WHAT YOU NEED TO DO ▸ In the entries below, how many lines hold the string "madiun"? Give only the number.

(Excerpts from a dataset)
═══
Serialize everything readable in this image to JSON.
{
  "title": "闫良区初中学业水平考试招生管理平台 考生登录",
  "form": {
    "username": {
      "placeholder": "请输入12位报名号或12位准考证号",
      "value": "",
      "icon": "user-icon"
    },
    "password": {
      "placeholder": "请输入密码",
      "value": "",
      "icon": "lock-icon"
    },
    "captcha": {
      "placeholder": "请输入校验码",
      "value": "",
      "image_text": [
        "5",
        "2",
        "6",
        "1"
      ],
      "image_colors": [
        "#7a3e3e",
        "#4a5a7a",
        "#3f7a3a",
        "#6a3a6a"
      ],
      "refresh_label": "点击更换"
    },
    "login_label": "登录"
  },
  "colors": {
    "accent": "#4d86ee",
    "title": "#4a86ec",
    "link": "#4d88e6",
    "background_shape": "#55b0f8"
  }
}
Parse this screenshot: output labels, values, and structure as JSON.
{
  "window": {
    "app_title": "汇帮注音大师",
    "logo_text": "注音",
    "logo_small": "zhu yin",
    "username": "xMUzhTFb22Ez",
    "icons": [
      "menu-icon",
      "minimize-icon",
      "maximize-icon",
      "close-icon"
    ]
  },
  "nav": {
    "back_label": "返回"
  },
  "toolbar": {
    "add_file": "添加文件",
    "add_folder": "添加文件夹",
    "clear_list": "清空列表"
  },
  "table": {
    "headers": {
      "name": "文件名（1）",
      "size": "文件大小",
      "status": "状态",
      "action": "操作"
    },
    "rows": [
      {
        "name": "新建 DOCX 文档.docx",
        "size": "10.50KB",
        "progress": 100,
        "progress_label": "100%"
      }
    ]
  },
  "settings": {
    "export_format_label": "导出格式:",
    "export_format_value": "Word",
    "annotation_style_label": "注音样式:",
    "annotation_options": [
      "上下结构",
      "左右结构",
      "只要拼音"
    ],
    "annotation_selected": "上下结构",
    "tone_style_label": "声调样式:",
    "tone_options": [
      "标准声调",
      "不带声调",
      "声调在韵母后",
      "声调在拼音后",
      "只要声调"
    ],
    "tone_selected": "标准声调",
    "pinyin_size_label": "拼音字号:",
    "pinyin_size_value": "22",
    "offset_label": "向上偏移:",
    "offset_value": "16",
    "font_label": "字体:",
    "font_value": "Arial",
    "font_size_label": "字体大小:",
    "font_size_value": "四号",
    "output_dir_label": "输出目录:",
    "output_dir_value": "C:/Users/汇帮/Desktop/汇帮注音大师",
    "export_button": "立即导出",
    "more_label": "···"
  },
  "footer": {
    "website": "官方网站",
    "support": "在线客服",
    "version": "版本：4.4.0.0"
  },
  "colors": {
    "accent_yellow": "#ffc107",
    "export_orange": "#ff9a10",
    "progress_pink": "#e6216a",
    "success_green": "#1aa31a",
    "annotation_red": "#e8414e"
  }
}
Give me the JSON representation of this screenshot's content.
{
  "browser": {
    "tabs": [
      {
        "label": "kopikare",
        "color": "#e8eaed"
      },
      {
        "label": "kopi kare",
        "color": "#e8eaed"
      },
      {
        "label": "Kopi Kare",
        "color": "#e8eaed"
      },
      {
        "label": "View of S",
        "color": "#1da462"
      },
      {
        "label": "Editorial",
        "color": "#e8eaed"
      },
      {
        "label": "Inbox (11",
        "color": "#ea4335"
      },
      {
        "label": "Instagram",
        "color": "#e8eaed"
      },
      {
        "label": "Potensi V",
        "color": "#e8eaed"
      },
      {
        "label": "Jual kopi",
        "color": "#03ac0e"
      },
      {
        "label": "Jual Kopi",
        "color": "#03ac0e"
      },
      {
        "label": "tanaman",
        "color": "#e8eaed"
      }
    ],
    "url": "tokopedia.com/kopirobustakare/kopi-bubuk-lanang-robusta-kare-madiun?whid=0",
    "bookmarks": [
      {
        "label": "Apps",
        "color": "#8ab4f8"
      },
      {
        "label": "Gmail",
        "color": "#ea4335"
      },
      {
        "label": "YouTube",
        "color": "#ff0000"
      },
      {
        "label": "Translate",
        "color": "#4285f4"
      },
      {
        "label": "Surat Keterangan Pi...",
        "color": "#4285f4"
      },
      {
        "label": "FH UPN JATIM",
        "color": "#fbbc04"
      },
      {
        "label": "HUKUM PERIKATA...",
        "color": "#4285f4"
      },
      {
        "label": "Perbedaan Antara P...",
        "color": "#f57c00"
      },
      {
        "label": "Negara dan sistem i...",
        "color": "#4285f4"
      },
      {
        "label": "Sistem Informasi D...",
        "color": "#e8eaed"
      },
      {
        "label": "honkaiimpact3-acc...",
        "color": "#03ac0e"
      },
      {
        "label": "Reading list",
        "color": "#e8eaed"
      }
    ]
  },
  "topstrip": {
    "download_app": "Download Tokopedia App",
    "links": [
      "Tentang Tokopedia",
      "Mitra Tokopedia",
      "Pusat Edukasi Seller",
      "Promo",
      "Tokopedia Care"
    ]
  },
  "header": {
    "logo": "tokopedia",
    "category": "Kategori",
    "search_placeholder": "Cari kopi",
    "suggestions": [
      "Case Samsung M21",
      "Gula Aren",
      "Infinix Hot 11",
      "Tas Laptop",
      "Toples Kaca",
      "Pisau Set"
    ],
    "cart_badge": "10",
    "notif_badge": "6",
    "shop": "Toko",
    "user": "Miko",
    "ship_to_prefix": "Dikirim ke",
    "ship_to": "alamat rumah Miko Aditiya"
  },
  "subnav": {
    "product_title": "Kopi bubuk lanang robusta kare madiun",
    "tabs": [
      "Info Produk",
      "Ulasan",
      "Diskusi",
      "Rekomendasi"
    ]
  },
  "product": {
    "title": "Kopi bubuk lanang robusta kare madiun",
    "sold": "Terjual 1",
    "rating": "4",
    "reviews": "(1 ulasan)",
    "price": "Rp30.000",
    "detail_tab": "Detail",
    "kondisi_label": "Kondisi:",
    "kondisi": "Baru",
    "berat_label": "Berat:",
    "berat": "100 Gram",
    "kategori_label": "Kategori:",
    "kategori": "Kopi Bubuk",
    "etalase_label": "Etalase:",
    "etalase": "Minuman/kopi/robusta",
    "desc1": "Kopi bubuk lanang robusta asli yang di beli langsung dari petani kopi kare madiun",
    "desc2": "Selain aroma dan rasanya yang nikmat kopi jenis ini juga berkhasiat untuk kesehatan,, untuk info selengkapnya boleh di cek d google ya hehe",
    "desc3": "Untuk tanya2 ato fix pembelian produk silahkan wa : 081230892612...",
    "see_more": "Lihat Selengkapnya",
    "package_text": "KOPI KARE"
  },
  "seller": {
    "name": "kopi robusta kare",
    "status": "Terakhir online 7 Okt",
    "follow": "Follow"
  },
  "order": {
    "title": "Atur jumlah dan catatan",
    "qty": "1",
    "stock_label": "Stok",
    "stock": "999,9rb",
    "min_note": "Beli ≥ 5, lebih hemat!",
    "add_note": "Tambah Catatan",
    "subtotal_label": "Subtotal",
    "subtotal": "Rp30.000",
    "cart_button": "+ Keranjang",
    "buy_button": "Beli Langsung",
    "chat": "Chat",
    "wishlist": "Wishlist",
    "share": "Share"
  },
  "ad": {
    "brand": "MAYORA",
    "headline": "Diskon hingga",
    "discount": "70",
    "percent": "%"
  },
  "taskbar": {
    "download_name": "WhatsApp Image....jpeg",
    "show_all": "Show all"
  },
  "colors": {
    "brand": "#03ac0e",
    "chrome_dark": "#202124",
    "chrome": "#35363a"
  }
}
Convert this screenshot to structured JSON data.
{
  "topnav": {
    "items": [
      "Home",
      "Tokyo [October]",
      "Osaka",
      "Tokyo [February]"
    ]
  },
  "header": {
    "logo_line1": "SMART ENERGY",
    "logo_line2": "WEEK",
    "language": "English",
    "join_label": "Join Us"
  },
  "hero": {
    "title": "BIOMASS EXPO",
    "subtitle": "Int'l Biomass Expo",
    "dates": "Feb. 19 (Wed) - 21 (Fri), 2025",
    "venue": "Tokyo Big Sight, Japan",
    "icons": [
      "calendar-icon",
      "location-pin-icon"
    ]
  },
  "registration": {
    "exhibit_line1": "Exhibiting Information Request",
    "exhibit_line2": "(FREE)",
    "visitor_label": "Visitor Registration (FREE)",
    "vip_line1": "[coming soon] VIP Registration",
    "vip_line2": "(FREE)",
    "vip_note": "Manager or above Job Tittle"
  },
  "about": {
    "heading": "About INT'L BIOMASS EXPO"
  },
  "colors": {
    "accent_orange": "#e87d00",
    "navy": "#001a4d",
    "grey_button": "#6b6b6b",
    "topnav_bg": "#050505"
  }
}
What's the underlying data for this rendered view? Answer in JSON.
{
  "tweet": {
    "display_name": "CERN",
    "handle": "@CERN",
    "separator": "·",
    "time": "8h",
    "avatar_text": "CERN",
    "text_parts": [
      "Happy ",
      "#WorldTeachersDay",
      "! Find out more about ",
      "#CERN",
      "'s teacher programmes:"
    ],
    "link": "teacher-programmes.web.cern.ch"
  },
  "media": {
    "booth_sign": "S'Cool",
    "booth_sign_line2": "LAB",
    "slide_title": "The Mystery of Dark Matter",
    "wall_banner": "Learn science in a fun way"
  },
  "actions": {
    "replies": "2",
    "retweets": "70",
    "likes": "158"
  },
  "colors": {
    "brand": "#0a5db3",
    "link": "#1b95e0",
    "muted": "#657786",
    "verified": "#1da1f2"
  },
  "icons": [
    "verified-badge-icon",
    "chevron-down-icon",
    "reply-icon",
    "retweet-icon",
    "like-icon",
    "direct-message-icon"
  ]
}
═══
FINAL ANSWER ▸ 4